Pivoting Your Business To Make Money
Published on 4/29/2020
The current global situation has left a lot of small businesses struggling. Due to the quarantines, independently owned restaurants, nail salons, and hair salons (among many others) are feeling the pressure. Large essential chains such as Vons, Albertsons, Walmart, Target, and many others are still open. They provide essential needs at lower prices where customers can be monitored and spread out across large areas. It makes sense. Amidst the chaos of the pandemic, there have been some very odd business decisions that are popping up.
Look to San Diego, California. In downtown San Diego’s Gaslamp, there lies a family-owned eatery known as Pushkin Russian Restaurant. Since most sit-down restaurants have been closed due to Covid-19, employees have been out of work. There has been a sudden uptick in grocery home deliveries and curbside pickups. Pushkin has decided to capitalize on the opportunity and spawned ASAP Produce. They appear to guarantee two-hour delivery for all orders. According to their site, they have made over 1,000 deliveries to homes across San Diego County. The delivery fees go directly to the restaurant staff to help keep them afloat during the Coronavirus pandemic.
Business pivoting is smart. The idea is simple. You have an amazing idea for a product or service. You start building your company and suddenly you realize something is preventing you from moving forward. Your product serves a better purpose elsewhere. Your business plan is guiding you towards a different market. Whatever it is, your original idea seems to be gone with the wind.
Initially, you might feel some despair. Don’t! All you need to do is pivot. Go the route your business or product seems to be leading you. If there is a need for whatever you’re selling, push in that direction. The business might look different, but the end result is the same: You make money.

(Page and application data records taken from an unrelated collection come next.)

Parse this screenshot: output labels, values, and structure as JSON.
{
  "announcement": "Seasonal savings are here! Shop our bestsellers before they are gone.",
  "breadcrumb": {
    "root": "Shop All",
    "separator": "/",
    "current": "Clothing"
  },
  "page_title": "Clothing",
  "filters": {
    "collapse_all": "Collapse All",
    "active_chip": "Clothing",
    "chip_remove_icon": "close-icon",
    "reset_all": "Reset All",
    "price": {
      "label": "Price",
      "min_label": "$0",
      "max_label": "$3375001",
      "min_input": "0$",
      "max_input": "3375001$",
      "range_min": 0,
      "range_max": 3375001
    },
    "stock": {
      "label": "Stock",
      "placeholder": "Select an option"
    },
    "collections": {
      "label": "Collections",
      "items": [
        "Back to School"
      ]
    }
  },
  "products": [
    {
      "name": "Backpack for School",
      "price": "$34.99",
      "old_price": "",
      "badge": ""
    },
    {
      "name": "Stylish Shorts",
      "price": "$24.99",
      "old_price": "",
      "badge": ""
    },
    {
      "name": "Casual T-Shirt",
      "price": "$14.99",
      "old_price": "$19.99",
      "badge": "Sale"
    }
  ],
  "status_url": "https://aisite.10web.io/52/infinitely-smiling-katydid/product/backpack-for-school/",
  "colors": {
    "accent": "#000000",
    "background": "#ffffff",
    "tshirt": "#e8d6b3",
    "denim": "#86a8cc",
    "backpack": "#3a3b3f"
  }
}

Not sure about this? Look at AVON. It was originally a door-to-door bookselling service with one guy. David H. McConnell figured he’d get more business by roping in women if he offered perfume. Women wanted perfume samples more than books, which eventually lead to AVON. Pivoting at its finest.